Thousands of people have shared videos and images online with #RTEVirtualParade.

From Clare to Chile, Budapest to Ballina, people dusted off their dancing shoes for a jig to celebrate St Patrick's Day.

While the public health message here remains stay at home, people were encouraged to hold their own parades within the safety of their families and homes. 

Many children celebrated the day of Ireland's Patron saint yesterday in school, but they were up early to get their procession of teddies, trucks, and green trinkets ready to go. 

#RTEVirtualParade has been trending on Twitter in Ireland all day and there have been thousands of posts from home and abroad. 

Some told the story of St Patrick in their own words, including two young girls decided to re-enact St Patrick driving the snakes out of Ireland with jelly worms.

Children in Killorglin in Kerry carried a cut out Sam Maguire in their floats, while one musical family used the Hamiliton soundtrack to tell the story of our patron saint.

Many people remembered the times when people could gather for parades in towns and villages, including Matthew Macklin, who created a full Clones town parade with Lego characters.

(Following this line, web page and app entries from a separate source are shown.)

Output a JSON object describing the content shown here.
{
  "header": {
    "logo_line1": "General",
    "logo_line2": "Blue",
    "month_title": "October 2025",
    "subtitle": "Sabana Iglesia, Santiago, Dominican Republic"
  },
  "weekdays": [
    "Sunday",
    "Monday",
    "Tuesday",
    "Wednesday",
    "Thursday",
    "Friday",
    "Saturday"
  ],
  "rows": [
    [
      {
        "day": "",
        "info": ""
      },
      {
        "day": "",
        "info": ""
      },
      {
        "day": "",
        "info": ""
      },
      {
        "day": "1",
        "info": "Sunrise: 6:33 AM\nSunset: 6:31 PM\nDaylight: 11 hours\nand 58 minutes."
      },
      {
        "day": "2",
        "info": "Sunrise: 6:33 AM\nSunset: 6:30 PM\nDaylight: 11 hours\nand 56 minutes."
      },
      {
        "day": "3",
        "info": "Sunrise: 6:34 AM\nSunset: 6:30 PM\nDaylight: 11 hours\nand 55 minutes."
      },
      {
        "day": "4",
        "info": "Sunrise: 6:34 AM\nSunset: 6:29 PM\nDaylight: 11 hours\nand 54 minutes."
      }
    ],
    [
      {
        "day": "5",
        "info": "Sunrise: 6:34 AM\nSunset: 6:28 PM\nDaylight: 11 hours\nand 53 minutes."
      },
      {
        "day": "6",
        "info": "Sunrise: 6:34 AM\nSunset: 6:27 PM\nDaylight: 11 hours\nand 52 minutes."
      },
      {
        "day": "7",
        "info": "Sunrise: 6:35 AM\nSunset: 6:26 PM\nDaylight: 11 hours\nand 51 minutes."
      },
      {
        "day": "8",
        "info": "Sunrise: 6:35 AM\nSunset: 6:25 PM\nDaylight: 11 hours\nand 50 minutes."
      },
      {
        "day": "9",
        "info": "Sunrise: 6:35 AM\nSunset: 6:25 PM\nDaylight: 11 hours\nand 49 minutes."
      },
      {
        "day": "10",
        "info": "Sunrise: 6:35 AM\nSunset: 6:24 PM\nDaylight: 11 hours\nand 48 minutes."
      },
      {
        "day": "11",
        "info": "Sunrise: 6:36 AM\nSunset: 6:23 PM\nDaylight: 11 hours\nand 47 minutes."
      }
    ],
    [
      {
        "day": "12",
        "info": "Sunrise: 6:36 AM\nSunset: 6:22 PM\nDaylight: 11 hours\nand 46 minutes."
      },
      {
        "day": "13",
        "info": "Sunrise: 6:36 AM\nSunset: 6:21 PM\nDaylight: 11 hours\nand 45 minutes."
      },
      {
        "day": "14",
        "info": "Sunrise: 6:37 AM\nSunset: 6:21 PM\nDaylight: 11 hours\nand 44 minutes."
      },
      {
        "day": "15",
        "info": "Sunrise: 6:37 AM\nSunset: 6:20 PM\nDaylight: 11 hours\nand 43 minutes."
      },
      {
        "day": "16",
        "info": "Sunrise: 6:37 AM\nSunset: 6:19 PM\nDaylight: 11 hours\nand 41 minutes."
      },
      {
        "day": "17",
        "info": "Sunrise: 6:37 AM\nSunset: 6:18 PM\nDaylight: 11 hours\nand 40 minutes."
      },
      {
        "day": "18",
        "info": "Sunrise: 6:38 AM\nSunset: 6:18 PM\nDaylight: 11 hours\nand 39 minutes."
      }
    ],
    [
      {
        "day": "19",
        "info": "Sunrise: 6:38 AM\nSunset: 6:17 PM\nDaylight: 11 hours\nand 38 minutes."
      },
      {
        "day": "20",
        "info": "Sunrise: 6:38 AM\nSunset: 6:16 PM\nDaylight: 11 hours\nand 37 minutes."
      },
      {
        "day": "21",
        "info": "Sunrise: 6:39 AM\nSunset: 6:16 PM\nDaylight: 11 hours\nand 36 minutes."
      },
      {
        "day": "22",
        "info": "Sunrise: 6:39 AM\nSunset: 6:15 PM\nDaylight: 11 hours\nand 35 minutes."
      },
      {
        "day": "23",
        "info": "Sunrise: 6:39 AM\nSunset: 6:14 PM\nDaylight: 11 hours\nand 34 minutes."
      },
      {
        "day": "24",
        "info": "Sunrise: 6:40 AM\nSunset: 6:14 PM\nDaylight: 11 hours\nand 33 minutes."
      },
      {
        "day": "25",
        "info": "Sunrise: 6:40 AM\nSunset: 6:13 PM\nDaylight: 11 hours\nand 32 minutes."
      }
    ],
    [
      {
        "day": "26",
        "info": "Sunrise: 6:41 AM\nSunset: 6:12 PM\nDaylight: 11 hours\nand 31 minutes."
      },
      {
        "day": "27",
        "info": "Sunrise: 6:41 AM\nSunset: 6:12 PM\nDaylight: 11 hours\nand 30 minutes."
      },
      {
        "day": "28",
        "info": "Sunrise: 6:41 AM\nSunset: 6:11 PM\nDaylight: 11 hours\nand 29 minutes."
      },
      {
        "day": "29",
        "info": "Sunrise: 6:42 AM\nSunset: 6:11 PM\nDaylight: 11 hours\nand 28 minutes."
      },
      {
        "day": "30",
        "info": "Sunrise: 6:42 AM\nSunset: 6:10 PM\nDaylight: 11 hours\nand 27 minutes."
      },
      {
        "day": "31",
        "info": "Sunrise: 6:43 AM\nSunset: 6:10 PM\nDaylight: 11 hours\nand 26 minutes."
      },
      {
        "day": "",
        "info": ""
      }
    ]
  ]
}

The parade was set on the eve of St Patrick's day with all the businesses of the town represented with floats. 

There were also contributions from frontline workers; the firefighters at Dublin Fire Brigade sent their Patrick's Day wishes and healthcare workers in Crumlin Children's Hospital did a jig and patients got a chance to parade in the corridors.

The videos have been a viral hit helping people isolated due to the pandemic celebrate together online.

Culture Ireland has an online festival 'Seoda', which includes many of Ireland's best known artists and companies and covers all art forms from architecture to visual arts.

This five-day festival, running from today until 21 March, aims to ensure Irish artists reach audiences worldwide, including the diaspora and new audiences where Irish artists may not have travelled previously.

The festival is also available free online on Culture Ireland's YouTube channel.